■ Records for this exercise ■
_ _ _
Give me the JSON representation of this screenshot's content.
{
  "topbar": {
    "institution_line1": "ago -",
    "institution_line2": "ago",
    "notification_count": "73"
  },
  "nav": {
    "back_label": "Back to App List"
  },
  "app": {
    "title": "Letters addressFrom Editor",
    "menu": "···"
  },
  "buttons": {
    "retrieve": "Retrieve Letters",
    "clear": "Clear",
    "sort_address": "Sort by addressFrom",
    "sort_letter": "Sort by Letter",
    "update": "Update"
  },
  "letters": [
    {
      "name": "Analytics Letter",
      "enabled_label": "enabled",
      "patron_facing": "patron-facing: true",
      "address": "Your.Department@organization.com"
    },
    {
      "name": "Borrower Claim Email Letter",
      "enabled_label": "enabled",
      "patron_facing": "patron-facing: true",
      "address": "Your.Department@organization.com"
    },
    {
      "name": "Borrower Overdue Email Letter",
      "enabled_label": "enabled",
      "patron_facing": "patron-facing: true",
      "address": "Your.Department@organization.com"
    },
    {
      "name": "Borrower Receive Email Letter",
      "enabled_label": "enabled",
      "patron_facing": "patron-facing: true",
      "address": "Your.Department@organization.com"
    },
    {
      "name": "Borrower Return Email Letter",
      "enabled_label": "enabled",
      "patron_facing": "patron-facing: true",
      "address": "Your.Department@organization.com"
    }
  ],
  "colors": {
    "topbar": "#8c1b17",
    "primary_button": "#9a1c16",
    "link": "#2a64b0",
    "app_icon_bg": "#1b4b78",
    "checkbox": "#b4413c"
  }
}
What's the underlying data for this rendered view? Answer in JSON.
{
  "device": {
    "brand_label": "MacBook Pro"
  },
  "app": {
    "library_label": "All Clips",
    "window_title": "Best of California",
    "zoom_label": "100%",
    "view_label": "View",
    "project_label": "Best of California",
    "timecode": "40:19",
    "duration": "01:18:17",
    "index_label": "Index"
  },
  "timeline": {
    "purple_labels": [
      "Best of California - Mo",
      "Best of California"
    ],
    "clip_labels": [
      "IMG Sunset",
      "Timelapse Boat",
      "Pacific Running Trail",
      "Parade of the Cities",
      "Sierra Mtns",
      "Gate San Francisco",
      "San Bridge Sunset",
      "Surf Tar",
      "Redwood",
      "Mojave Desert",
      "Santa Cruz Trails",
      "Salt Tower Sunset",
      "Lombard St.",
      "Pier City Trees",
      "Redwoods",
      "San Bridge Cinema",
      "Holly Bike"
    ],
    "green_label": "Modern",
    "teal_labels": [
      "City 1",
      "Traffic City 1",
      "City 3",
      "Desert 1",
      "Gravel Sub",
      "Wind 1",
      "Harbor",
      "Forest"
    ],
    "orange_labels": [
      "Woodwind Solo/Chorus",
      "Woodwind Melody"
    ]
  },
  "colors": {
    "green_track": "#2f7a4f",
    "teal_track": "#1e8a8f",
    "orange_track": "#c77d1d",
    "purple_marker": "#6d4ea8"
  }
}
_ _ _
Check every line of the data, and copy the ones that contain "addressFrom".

    "title": "Letters addressFrom Editor",
    "sort_address": "Sort by addressFrom",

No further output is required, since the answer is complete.